━━ INFORMATION PROVIDED

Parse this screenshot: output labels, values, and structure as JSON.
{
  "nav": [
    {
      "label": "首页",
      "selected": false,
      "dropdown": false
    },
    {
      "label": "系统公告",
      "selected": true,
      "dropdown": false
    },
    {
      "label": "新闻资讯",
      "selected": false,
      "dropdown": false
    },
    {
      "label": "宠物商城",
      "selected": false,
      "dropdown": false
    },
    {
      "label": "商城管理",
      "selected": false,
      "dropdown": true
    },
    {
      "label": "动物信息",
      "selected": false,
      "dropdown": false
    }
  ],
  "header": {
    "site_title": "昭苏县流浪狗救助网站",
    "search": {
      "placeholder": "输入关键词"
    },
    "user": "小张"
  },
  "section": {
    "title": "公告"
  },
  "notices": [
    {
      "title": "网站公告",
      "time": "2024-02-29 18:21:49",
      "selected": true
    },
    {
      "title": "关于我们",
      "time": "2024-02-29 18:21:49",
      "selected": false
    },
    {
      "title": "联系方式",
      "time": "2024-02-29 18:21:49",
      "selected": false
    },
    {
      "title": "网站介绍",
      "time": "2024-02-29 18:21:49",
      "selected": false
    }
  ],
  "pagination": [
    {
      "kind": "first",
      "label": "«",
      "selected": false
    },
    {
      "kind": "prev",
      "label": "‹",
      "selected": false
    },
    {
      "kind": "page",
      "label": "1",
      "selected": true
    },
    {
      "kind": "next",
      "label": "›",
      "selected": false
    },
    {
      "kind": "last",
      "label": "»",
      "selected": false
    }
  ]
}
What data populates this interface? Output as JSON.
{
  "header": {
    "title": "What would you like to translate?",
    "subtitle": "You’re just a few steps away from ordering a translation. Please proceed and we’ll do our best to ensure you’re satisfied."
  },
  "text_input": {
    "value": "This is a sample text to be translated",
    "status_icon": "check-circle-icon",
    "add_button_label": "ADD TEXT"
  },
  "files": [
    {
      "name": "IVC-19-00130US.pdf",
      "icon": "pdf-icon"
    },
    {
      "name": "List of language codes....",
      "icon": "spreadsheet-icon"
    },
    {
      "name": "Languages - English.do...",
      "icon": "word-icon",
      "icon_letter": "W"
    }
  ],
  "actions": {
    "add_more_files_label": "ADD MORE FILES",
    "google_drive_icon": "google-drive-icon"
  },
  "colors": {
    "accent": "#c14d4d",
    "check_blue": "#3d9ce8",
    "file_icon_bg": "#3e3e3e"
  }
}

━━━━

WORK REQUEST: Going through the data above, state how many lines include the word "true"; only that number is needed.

OUTPUT BELOW: 4